Belfast Chamber believes that our city’s best days lie ahead of us and that we still possess so much unfulfilled potential. Whilst we are hugely impressed with the transformation our city has experienced – much of which has been delivered through the courage and hard work of our members – we are, at times, frustrated by the pace of change and a growing sense that we are falling behind rival cities.
Cities everywhere have been massively affected by the crisis created by the coronavirus pandemic. Places like Milan, the European epicentre of the virus, Paris, San Francisco and others have delivered big, bold plans to reimagine and rethink their cities. Progress in Belfast has been much slower. Painfully so at times. The difference between Belfast and those other cities isn’t a lack of ambition or vision. It’s a lack of power. Putting that ambition, that vision, into a vehicle that is able to deliver the kind of change our city needs now, and in the years to come, will be crucial in whether we can overcome the challenges that lie ahead”.
Mr Hamilton continued, “This excellent report produced by Pivotal outlines how far behind Belfast is. Combined metropolitan authorities, some with and some without a directly elected mayor, have been created with the clear raison d’etre of delivering large scale job creation, economic growth, regeneration and infrastructure investment, separated from the more social side of delivery that Councils do, and seem to be working well across Great Britain. Vehicles like Freeports and Mayoral Development Corporations are also assisting city regions to deliver big change. If Belfast is to become the best city that it can be, then we need to examine these examples carefully and replace our splintered system of government with better, more empowered structures that can knit together the enablers of growth like regeneration and infrastructure.

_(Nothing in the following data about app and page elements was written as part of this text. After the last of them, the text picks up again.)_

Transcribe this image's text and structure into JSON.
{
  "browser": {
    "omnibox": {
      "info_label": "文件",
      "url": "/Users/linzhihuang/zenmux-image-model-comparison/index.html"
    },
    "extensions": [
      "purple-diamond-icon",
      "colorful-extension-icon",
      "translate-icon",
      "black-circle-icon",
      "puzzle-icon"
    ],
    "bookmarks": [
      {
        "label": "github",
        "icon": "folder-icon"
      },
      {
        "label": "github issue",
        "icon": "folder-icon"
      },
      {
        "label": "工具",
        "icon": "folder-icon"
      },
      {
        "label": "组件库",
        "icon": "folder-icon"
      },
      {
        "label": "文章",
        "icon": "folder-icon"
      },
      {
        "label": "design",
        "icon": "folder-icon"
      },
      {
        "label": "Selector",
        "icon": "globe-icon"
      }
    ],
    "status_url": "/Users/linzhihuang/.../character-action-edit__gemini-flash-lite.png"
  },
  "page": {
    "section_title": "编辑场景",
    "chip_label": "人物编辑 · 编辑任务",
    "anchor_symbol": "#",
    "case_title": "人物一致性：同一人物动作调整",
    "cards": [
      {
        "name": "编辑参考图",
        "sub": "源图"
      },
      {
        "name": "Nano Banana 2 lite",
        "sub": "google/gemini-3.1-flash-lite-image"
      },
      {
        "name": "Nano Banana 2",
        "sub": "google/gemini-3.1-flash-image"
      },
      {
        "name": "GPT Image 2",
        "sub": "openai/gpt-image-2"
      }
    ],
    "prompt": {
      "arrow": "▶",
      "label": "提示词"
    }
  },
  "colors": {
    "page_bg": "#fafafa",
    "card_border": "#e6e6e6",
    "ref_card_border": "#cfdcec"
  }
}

Cities everywhere are taking increasing levels of responsibility for shaping their own destinies and are starting to reap the rewards. The precise model that we choose to deploy is something we can debate and discuss, but one thing is becoming increasingly clear. If we are serious about making our shared vision for the city a reality as well as ensuring that Belfast’s growth is sustainable and inclusive and that we are ready to deal with challenges like climate change, then we need to empower Belfast”.
Commenting on the report, Pivotal Director Ann Watt said, “Pivotal was delighted to be commissioned to produce this independent research report on behalf of Belfast Chamber. Pivotal’s work is focused on providing evidence to inform discussions about public policy. We want to create ways in which citizens and people from different sectors can examine issues, bring new perspectives and generate fresh ideas which foster a positive debate about the future. This ‘Empowering Belfast’ report does precisely that. It looks in depth at the current powers of local Councils like Belfast City Council and compares them with the continued development of local authorities in Great Britain. In particular it looks at how enhanced devolution is contributing to economic growth and regeneration in cities elsewhere in the UK.
Our research has found that existing decision-making powers for councils in Northern Ireland are narrow in comparison to their counterparts in places like Manchester, Glasgow and Liverpool. More localised decision-making and powers have the potential to act as a catalyst for innovation and regeneration. Different structures of decision making, such as freeports and enterprise zones, may offer an opportunity to capitalise on wider Department for Economy strategy to encourage businesses to locate to Belfast in identified areas such as cyber security and advanced manufacturing. Evidence from other cities demonstrates the centrality of strong local leadership to big picture change.
In our report we set out how localised decision-making is reliant on collaborative and engaging leadership both within each council and between neighbouring authorities. A single point of decision making and accountability to drive decisions forward is a common theme within the review of case studies. At present, decision making in Belfast lies within multiple government departments which limits the development of coherent strategies for change. The role of ‘soft power’ and strong alliances with partners in and around the local area is essential to the success of the examples in Great Britain that the report explores. The Belfast Region City Deal may provide a useful testbed of enhanced partnerships between local councils, universities and business partners to develop regional change in the greater Belfast area”.
Concluding, Simon Hamilton stated, “Belfast Chamber commissioned this research with the hope of both sparking an informed debate and learning lessons from those other cities across the UK who have experienced increasing empowerment over the last number of years. Our overarching aim as an organisation is to see Belfast succeed. The process and procedures that allow us deliver that success are an often overlooked but essential ingredient and it is our hope that this report starts a serious conversation, and we encourage everyone to contribute by sending their thoughts to us at email@example.com”.
Belfast Chamber Chief Executive Simon Hamilton